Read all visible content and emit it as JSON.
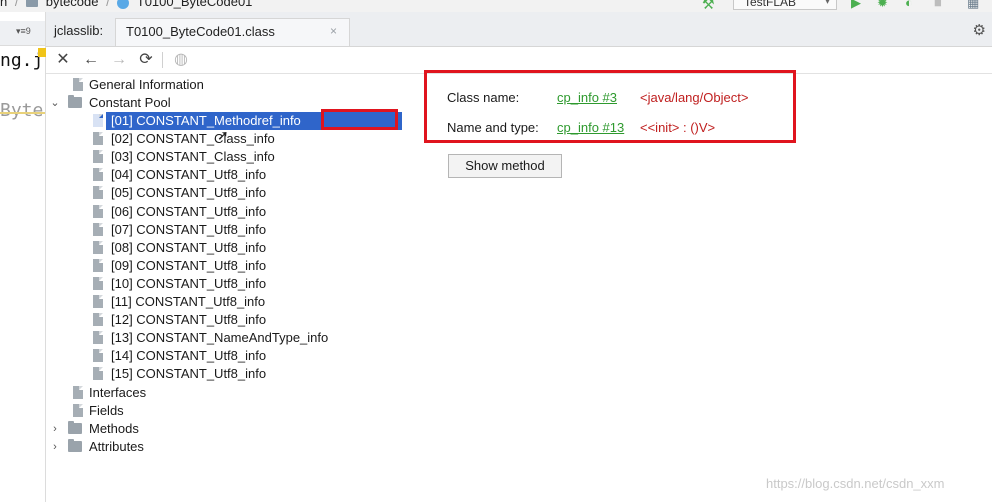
{
  "breadcrumb": {
    "project_fragment": "n",
    "module": "bytecode",
    "class": "T0100_ByteCode01"
  },
  "run_config": {
    "label": "TestFLAB"
  },
  "editor": {
    "code_line1": "ng.j",
    "code_line2": "Byte",
    "tab_controls": "▾≡9"
  },
  "jclasslib": {
    "panel_label": "jclasslib:",
    "file_tab": "T0100_ByteCode01.class",
    "close_glyph": "×"
  },
  "toolbar": {
    "close": "✕",
    "back": "←",
    "forward": "→",
    "refresh": "⟳",
    "browser": "◍"
  },
  "tree": {
    "general": "General Information",
    "constant_pool": "Constant Pool",
    "constants": [
      "[01] CONSTANT_Methodref_info",
      "[02] CONSTANT_Class_info",
      "[03] CONSTANT_Class_info",
      "[04] CONSTANT_Utf8_info",
      "[05] CONSTANT_Utf8_info",
      "[06] CONSTANT_Utf8_info",
      "[07] CONSTANT_Utf8_info",
      "[08] CONSTANT_Utf8_info",
      "[09] CONSTANT_Utf8_info",
      "[10] CONSTANT_Utf8_info",
      "[11] CONSTANT_Utf8_info",
      "[12] CONSTANT_Utf8_info",
      "[13] CONSTANT_NameAndType_info",
      "[14] CONSTANT_Utf8_info",
      "[15] CONSTANT_Utf8_info"
    ],
    "selected_index": 0,
    "interfaces": "Interfaces",
    "fields": "Fields",
    "methods": "Methods",
    "attributes": "Attributes"
  },
  "detail": {
    "class_name_label": "Class name:",
    "class_name_link": "cp_info #3",
    "class_name_value": "<java/lang/Object>",
    "name_type_label": "Name and type:",
    "name_type_link": "cp_info #13",
    "name_type_value": "<<init> : ()V>",
    "show_method": "Show method"
  },
  "watermark": "https://blog.csdn.net/csdn_xxm",
  "colors": {
    "selection": "#2f65ca",
    "highlight_box": "#e0141e",
    "link": "#2e9a2e",
    "value": "#c02020"
  }
}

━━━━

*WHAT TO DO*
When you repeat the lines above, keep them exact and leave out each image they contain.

*ANSWER TO THE EXERCISE*
Read all visible content and emit it as JSON.
{
  "breadcrumb": {
    "project_fragment": "n",
    "module": "bytecode",
    "class": "T0100_ByteCode01"
  },
  "run_config": {
    "label": "TestFLAB"
  },
  "editor": {
    "code_line1": "ng.j",
    "code_line2": "Byte",
    "tab_controls": "▾≡9"
  },
  "jclasslib": {
    "panel_label": "jclasslib:",
    "file_tab": "T0100_ByteCode01.class",
    "close_glyph": "×"
  },
  "toolbar": {
    "close": "✕",
    "back": "←",
    "forward": "→",
    "refresh": "⟳",
    "browser": "◍"
  },
  "tree": {
    "general": "General Information",
    "constant_pool": "Constant Pool",
    "constants": [
      "[01] CONSTANT_Methodref_info",
      "[02] CONSTANT_Class_info",
      "[03] CONSTANT_Class_info",
      "[04] CONSTANT_Utf8_info",
      "[05] CONSTANT_Utf8_info",
      "[06] CONSTANT_Utf8_info",
      "[07] CONSTANT_Utf8_info",
      "[08] CONSTANT_Utf8_info",
      "[09] CONSTANT_Utf8_info",
      "[10] CONSTANT_Utf8_info",
      "[11] CONSTANT_Utf8_info",
      "[12] CONSTANT_Utf8_info",
      "[13] CONSTANT_NameAndType_info",
      "[14] CONSTANT_Utf8_info",
      "[15] CONSTANT_Utf8_info"
    ],
    "selected_index": 0,
    "interfaces": "Interfaces",
    "fields": "Fields",
    "methods": "Methods",
    "attributes": "Attributes"
  },
  "detail": {
    "class_name_label": "Class name:",
    "class_name_link": "cp_info #3",
    "class_name_value": "<java/lang/Object>",
    "name_type_label": "Name and type:",
    "name_type_link": "cp_info #13",
    "name_type_value": "<<init> : ()V>",
    "show_method": "Show method"
  },
  "watermark": "https://blog.csdn.net/csdn_xxm",
  "colors": {
    "selection": "#2f65ca",
    "highlight_box": "#e0141e",
    "link": "#2e9a2e",
    "value": "#c02020"
  }
}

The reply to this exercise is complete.